Packaged Facts report says farmers markets also booming in the U.S.
by Sustainable Food News
June 21, 2007
The “greening” of the American culture and food safety issues is expected to drive sales of fresh and locally grown food sales to $5 billion this year.
A new report from market research publisher Packaged Facts, entitled "Local and Fresh Foods in the U.S.," also said that based on the "exponential growth" of farmers' markets, as well as retail and foodservice initiatives to add more local products to their merchandise mix and menus, locally grown food sales could become a $7 billion business by 2011 – sales were just $4 billion in 2002.
The report defines “fresh foods” as anything that requires refrigeration or has a short shelf life. "Locally grown foods” are those that need to travel no more that one day from their point of production to their point of purchase, according to the report.

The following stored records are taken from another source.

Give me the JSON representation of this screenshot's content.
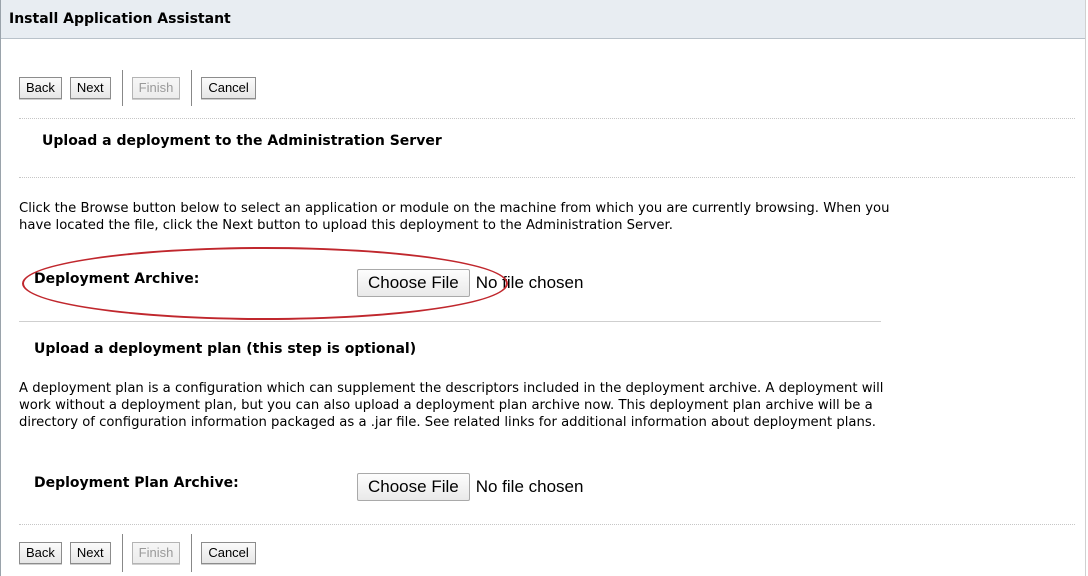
{
  "window": {
    "title": "Install Application Assistant"
  },
  "toolbar": {
    "back": "Back",
    "next": "Next",
    "finish": "Finish",
    "cancel": "Cancel"
  },
  "upload_archive": {
    "heading": "Upload a deployment to the Administration Server",
    "description_line1": "Click the Browse button below to select an application or module on the machine from which you are currently browsing. When you",
    "description_line2": "have located the file, click the Next button to upload this deployment to the Administration Server.",
    "field_label": "Deployment Archive:",
    "choose_label": "Choose File",
    "status": "No file chosen",
    "highlight_color": "#c0272d"
  },
  "upload_plan": {
    "heading": "Upload a deployment plan (this step is optional)",
    "description_line1": "A deployment plan is a configuration which can supplement the descriptors included in the deployment archive. A deployment will",
    "description_line2": "work without a deployment plan, but you can also upload a deployment plan archive now. This deployment plan archive will be a",
    "description_line3": "directory of configuration information packaged as a .jar file. See related links for additional information about deployment plans.",
    "field_label": "Deployment Plan Archive:",
    "choose_label": "Choose File",
    "status": "No file chosen"
  }
}
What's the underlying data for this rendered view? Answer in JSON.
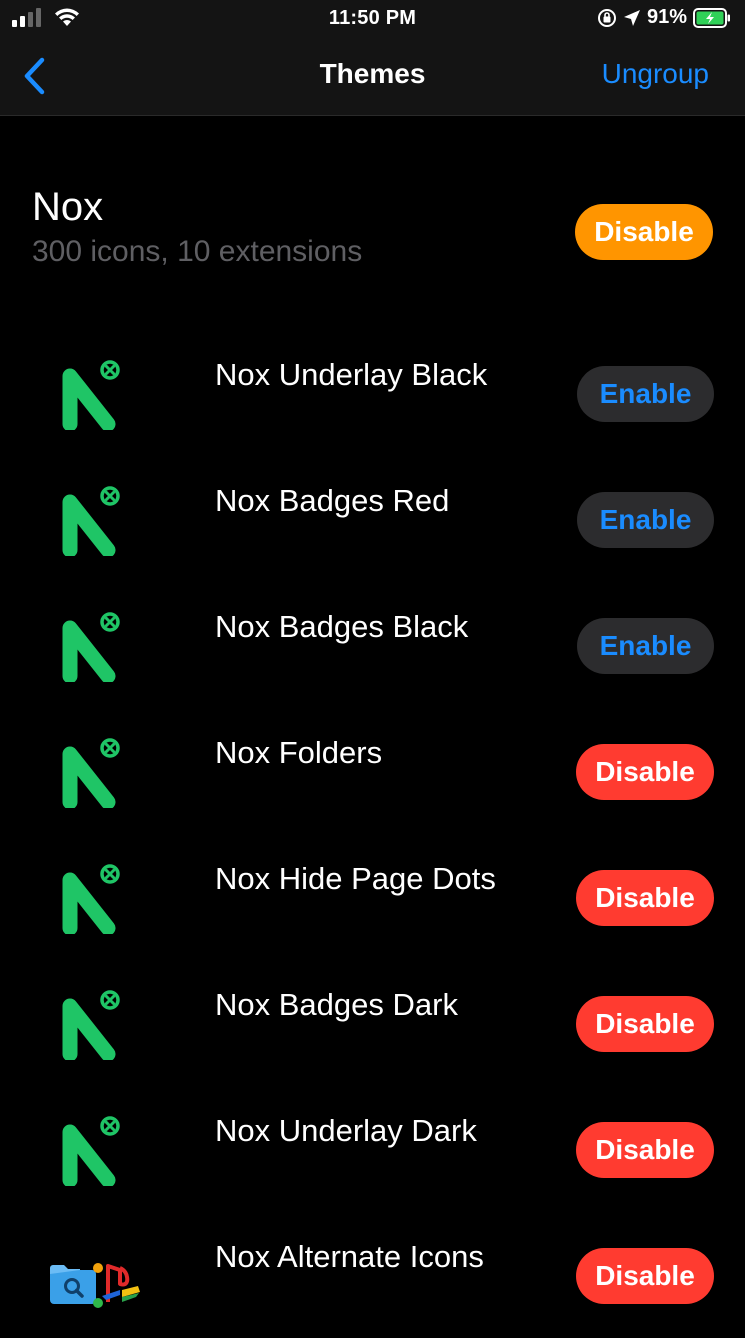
{
  "status_bar": {
    "time": "11:50 PM",
    "battery": "91%",
    "icons": [
      "signal-icon",
      "wifi-icon",
      "orientation-lock-icon",
      "location-icon",
      "battery-icon"
    ]
  },
  "navbar": {
    "title": "Themes",
    "back_icon": "chevron-left-icon",
    "ungroup_label": "Ungroup"
  },
  "group": {
    "title": "Nox",
    "subtitle": "300 icons, 10 extensions",
    "action_label": "Disable"
  },
  "items": [
    {
      "label": "Nox Underlay Black",
      "action": "Enable",
      "state": "disabled",
      "icon": "nox-icon"
    },
    {
      "label": "Nox Badges Red",
      "action": "Enable",
      "state": "disabled",
      "icon": "nox-icon"
    },
    {
      "label": "Nox Badges Black",
      "action": "Enable",
      "state": "disabled",
      "icon": "nox-icon"
    },
    {
      "label": "Nox Folders",
      "action": "Disable",
      "state": "enabled",
      "icon": "nox-icon"
    },
    {
      "label": "Nox Hide Page Dots",
      "action": "Disable",
      "state": "enabled",
      "icon": "nox-icon"
    },
    {
      "label": "Nox Badges Dark",
      "action": "Disable",
      "state": "enabled",
      "icon": "nox-icon"
    },
    {
      "label": "Nox Underlay Dark",
      "action": "Disable",
      "state": "enabled",
      "icon": "nox-icon"
    },
    {
      "label": "Nox Alternate Icons",
      "action": "Disable",
      "state": "enabled",
      "icon": "alternate-icons-preview-icon"
    }
  ],
  "colors": {
    "accent_blue": "#1a8cff",
    "disable_red": "#ff3b30",
    "disable_orange": "#ff9500",
    "enable_bg": "#2c2c2e",
    "nox_green": "#1fc566"
  }
}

"Restaurants, value channels such as drug stores and convenience stores, and even academic food service venues are tuning into the fresh and local consciousness that is taking hold in America," said Don Montuori, publisher of Packaged Facts.
"New trends, including ‘food miles,’ ‘the slow food movement,’ and even ‘locavores’ who eat only locally grown foods, are just beginning to take root in the U.S., and we anticipate these and other trends will swiftly drive growth of local and fresh market foods," he said.
Thanks to growing consumer demand for fresh, locally grown and produced foods, as well as an increased understanding of the importance of maintaining small, sustainable farms on the fringe of urban environments, farmer's markets have boomed in popularity in the United States, the report said.